Thank you!

If you need more ammo, feel free to quote these experts from our net neutrality Issue Time. TechCrunch and Battle for the Net also have some good starters.

Everyone is counting on everyone else here. Do your part and tell the FCC to keep a free and open internet under Title II. 

We are appalled by President Trump’s tweets about banning transgender people from military service. There are an estimated 15,000 transgender people already working in the Department of Defense, putting their lives on the line to protect our nation and its values. Those values do not include the heartlessness exhibited by Mr. Trump this morning. Discrimination has no place in our government, in our workplaces, our schools, or anywhere else in our lives.

While it’s still unclear what the actual policy ramifications of these tweets will be, we recommend keeping up with (and, if you can, donating to) the ACLU and the Transgender Legal Defense and Education Fund

You can also directly tell the president how unacceptable his attack on American servicepersons is by using this form provided by the @transgenderfreedomproject.

We know there will be plenty of conversation about this on Tumblr in the coming days, and we urge you to take this moment to support and educate each other in whatever ways you can. And if you just need someone to talk to right now, there are people here to listen, 24 hours a day, seven days a week:

It’s not much, but please allow me to bless your dashboard with a tiny Scarecrow playing in a pile of leaves. Hroo hraa!~ Wishing everyone a good October and a fantastic day. ;)

Unconscious bias—whether it’s targeting race, religion, sexuality, ability, body type, or the mountain of other ways in which we judge each other—does not necessarily stem from active hate, and is not as easy to spot within our friends and ourselves. But it impacts our communities every single day. So we need to do a better job acknowledging it.

We can start by taking this Harvard Implicit Bias Test. The most responsible thing we can do right now is recognize ways to improve ourselves.

This Issue Time features a panel of experts answering your questions and addressing your concerns on Implicit bias.

Ask our panel of experts a question now

Laura Mather, PhD, is an expert on unconscious bias and the neuroscience behind decision-making. She has built creative software solutions for the National Security Agency, eBay, and her own startups, Silver Tail Systems and Talent Sonar. Her work has been featured in many outlets including NPR and the New Yorker and her writing can be found in Ozy, Salon, Time Motto, Fast Company, Forbes, and the Huffington Post, where she is a regular blogger. She is the winner of the Anita Borg Institute’s 2017 ABIE Award for Technology Entrepreneurship.

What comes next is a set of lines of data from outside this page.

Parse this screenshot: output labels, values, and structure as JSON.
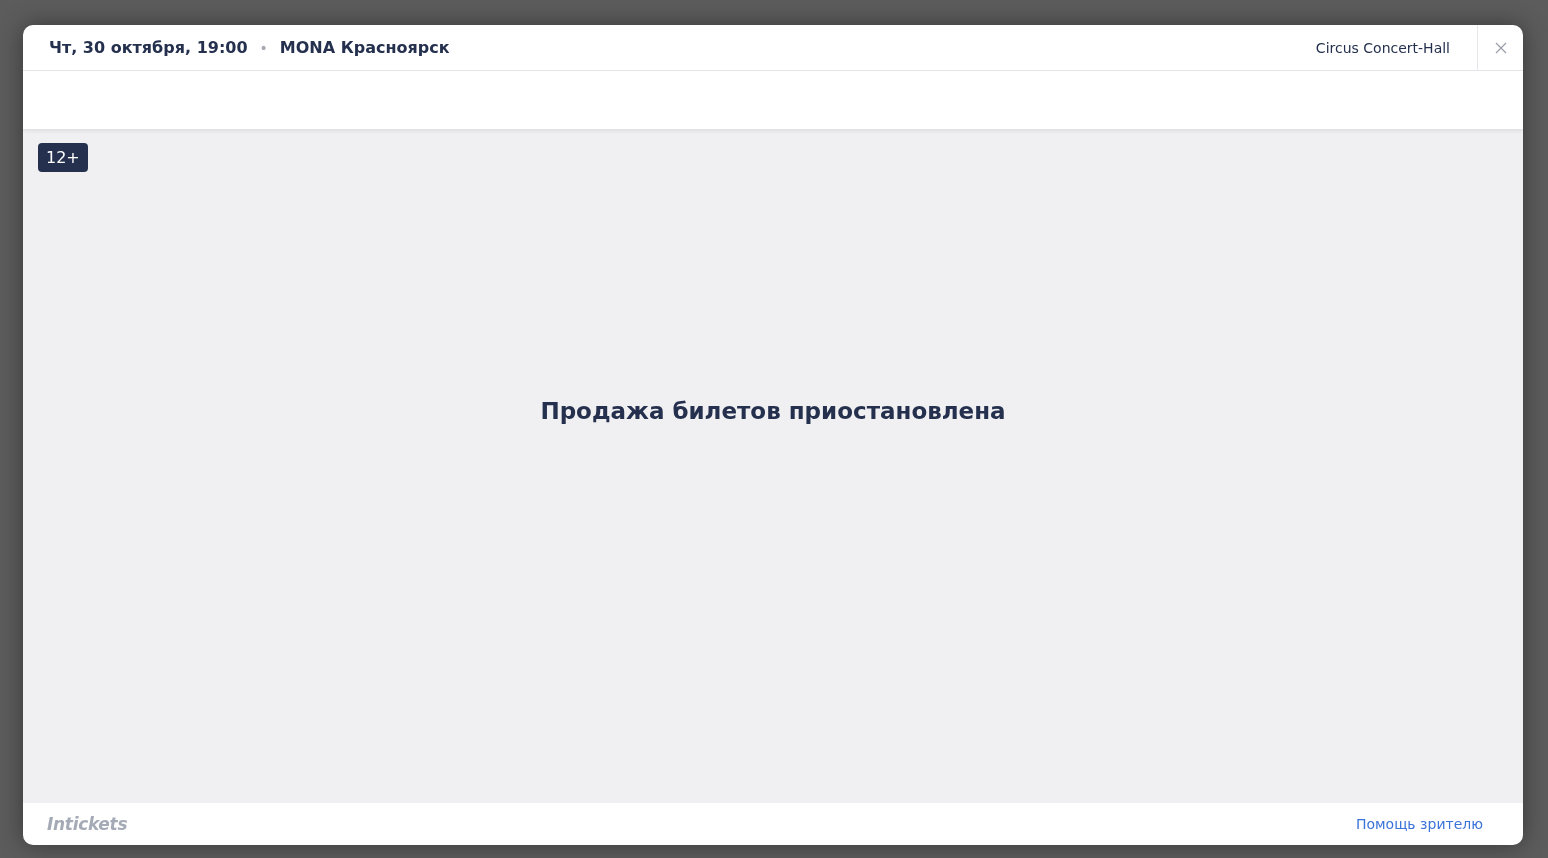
{
  "header": {
    "date": "Чт, 30 октября, 19:00",
    "separator": "•",
    "event": "MONA Красноярск",
    "venue": "Circus Concert-Hall"
  },
  "age_badge": "12+",
  "message": "Продажа билетов приостановлена",
  "footer": {
    "brand": "Intickets",
    "help_link": "Помощь зрителю"
  }
}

Tanya M. Odom is a global consultant, coach, facilitator, writer, teacher, storyteller, ally, and thought-leader focused on equity, civil rights, and diversity and inclusion. Tanya’s unique portfolio career has allowed her to work in the education, private sector/corporate, not-for-profit/NGO, law enforcement, and university/college arenas. Tanya’s work focuses on topics including :  Diversity and Inclusion, Inclusive Leadership, Race/Racism, Challenging Conversations, Mindfulness, Coaching, Innovation and Creativity, Educational Equity, and Youth Empowerment/mentoring.

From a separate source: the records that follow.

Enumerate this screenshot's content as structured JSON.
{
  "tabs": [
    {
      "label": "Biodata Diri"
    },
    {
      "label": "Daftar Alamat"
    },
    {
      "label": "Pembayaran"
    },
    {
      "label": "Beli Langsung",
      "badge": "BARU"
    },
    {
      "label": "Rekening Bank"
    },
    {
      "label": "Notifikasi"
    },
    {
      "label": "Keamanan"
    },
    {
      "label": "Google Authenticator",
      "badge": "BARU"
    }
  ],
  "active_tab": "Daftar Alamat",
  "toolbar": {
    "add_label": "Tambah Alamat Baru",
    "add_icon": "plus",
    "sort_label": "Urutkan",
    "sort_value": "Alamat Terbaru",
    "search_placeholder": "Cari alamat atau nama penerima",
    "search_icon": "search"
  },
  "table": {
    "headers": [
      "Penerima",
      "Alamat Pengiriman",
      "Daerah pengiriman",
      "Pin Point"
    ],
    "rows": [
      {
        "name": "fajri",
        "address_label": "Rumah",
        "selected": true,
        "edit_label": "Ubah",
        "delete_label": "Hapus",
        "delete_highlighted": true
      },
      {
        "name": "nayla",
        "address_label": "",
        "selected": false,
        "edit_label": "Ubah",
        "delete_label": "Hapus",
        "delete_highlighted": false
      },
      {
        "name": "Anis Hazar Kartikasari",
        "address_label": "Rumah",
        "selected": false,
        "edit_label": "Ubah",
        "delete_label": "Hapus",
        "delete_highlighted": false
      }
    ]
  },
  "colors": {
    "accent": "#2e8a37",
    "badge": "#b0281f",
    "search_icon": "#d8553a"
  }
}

Joe Gerstandt is a speaker, author, and advisor bringing greater clarity, action, and impact to organizational diversity and inclusion efforts. As a keynote speaker and consultant, Joe works with everyone from Fortune 500 companies to small non-profits.

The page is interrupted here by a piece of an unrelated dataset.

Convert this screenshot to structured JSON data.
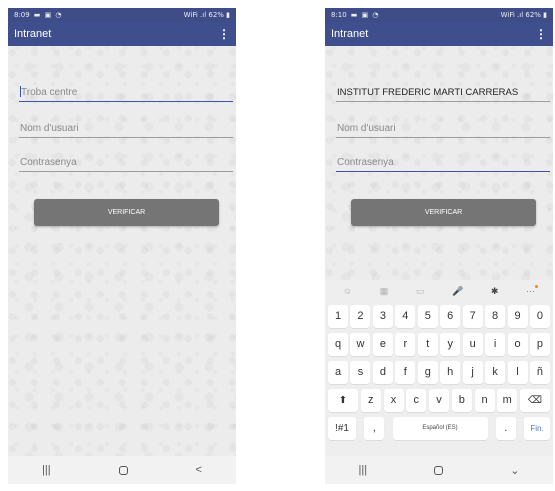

Bryant T. Marks, Sr. is a minister, researcher, master teacher and human developmentalist.  His calling/passion/purpose is to develop the knowledge, wisdom, and skills of others that will allow them to reach their full potential and live their lives with purpose and passion. He is particularly driven to identify the factors that foster the affirmative personal and academic development Black males and create programs and publications that incorporate these factors. Dr. Marks combines research from social, educational, and cognitive psychology with hip-hop, STEM (science, technology, engineering and math) and African/African American history to engage, inform, and inspire audiences of all ages and backgrounds.

Our panelists will begin to answer your question this Friday, October 6.